** PROBLEM REQUIREMENTS **
Scan the records for the string "России"; copy each line where it occurs.

★ ★ ★ ★

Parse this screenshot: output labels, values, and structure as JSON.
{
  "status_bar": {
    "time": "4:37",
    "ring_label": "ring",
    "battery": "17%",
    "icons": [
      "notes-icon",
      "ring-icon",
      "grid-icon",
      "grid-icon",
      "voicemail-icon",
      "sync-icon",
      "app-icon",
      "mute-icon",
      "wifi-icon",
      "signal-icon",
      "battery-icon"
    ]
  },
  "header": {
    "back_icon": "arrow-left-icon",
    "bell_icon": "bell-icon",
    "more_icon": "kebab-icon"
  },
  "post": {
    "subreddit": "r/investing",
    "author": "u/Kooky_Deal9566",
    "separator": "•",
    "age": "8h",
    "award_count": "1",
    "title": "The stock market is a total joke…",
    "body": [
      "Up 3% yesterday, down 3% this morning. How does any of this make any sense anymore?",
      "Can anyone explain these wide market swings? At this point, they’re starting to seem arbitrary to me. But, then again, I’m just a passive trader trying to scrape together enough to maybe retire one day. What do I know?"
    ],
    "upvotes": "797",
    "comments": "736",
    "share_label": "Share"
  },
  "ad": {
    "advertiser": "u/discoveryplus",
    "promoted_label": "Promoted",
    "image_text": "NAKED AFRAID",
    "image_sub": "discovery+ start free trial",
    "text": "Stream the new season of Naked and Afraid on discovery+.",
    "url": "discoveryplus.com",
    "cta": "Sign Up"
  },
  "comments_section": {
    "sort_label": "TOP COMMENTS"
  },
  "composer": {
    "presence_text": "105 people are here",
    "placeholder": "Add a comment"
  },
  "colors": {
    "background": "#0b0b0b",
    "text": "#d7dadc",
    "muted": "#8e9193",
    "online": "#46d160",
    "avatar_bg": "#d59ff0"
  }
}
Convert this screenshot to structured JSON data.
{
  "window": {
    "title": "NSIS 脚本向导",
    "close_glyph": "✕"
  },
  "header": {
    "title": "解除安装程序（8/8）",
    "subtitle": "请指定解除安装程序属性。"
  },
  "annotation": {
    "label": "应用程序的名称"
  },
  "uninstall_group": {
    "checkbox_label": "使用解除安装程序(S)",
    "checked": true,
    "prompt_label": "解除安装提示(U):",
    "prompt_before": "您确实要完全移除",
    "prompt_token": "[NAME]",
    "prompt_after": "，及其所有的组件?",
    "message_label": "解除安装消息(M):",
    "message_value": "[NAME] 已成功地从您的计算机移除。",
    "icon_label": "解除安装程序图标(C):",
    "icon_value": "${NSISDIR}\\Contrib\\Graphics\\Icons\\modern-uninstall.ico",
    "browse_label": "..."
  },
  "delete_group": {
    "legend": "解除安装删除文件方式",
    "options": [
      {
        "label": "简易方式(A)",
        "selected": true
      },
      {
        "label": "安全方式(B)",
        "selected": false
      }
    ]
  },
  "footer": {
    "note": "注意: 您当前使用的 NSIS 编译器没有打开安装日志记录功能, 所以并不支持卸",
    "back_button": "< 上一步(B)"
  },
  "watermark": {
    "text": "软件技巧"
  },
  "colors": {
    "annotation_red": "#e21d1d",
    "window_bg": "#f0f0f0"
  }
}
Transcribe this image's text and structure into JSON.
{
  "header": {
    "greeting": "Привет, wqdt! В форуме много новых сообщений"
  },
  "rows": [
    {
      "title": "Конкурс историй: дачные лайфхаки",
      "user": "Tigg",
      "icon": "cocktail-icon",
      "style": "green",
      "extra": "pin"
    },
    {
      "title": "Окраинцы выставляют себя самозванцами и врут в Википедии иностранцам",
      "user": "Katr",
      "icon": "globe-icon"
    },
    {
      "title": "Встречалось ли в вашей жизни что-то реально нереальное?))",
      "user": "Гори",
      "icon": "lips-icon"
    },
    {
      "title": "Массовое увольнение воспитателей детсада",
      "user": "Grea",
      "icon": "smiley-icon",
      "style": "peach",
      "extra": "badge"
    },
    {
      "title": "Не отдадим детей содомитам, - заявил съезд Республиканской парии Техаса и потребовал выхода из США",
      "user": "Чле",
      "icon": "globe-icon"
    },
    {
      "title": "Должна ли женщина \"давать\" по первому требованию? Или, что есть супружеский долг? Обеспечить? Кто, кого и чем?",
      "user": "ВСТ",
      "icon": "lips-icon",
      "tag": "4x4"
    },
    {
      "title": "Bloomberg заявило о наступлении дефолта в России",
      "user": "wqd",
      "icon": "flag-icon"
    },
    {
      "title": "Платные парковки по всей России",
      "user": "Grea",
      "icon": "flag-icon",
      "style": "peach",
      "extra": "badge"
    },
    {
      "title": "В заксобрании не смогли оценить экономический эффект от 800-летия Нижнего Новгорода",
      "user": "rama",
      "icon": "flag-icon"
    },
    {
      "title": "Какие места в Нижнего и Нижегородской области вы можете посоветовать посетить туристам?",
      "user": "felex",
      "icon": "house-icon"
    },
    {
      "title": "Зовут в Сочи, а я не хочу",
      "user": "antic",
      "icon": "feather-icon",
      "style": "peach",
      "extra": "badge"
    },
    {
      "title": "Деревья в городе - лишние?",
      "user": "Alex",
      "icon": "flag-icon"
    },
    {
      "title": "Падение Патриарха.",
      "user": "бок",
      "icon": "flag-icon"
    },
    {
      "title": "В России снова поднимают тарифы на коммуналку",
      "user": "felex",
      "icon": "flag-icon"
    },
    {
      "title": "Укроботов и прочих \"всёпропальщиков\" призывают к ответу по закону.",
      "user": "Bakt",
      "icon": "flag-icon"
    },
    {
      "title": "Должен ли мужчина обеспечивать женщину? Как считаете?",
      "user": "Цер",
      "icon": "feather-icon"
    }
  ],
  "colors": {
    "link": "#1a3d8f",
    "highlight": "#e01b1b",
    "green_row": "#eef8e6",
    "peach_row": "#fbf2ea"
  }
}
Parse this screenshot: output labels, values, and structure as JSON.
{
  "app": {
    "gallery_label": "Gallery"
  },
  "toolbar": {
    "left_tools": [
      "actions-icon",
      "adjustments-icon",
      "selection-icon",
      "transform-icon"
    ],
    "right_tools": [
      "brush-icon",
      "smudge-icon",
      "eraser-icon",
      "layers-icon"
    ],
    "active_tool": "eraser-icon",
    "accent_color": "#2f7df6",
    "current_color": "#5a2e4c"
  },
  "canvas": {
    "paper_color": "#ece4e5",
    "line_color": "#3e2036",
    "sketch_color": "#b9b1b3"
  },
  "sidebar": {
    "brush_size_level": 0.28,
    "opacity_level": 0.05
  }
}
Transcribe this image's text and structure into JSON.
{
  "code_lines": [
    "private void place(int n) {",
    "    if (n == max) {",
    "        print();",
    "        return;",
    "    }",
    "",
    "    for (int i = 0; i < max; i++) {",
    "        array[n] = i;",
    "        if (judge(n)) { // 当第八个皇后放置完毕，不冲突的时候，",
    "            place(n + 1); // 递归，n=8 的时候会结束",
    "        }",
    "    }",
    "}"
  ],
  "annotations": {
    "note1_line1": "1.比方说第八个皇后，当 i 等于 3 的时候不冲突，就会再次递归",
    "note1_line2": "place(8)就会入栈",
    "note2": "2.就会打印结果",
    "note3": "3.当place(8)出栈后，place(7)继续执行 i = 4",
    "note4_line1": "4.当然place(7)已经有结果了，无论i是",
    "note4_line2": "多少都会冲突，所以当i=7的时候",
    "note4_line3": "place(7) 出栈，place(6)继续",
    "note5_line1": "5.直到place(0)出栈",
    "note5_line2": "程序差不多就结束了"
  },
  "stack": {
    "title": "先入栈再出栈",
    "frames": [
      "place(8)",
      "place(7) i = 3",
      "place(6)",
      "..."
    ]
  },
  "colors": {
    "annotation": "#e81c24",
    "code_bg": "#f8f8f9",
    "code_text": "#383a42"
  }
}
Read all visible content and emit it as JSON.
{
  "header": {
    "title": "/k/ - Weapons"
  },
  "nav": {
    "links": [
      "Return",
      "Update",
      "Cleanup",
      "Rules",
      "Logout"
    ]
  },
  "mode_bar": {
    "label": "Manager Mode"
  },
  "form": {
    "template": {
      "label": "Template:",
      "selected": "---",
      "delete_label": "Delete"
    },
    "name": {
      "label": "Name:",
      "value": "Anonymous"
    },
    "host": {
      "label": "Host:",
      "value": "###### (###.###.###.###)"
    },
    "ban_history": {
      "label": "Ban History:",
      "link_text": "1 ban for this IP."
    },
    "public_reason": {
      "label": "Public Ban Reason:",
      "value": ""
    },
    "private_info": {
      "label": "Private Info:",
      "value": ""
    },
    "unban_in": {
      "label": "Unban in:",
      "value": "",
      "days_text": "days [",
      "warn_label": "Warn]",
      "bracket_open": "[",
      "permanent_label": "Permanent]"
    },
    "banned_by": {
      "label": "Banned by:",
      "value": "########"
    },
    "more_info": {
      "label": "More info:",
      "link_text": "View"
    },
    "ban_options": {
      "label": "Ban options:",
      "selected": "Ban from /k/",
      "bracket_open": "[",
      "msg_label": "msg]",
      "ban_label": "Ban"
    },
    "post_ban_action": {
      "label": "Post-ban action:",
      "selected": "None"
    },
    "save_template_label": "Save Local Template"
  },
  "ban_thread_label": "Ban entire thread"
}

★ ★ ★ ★

** RESULT OF THE TASK **
      "title": "Bloomberg заявило о наступлении дефолта в России",
      "title": "Платные парковки по всей России",
      "title": "В России снова поднимают тарифы на коммуналку",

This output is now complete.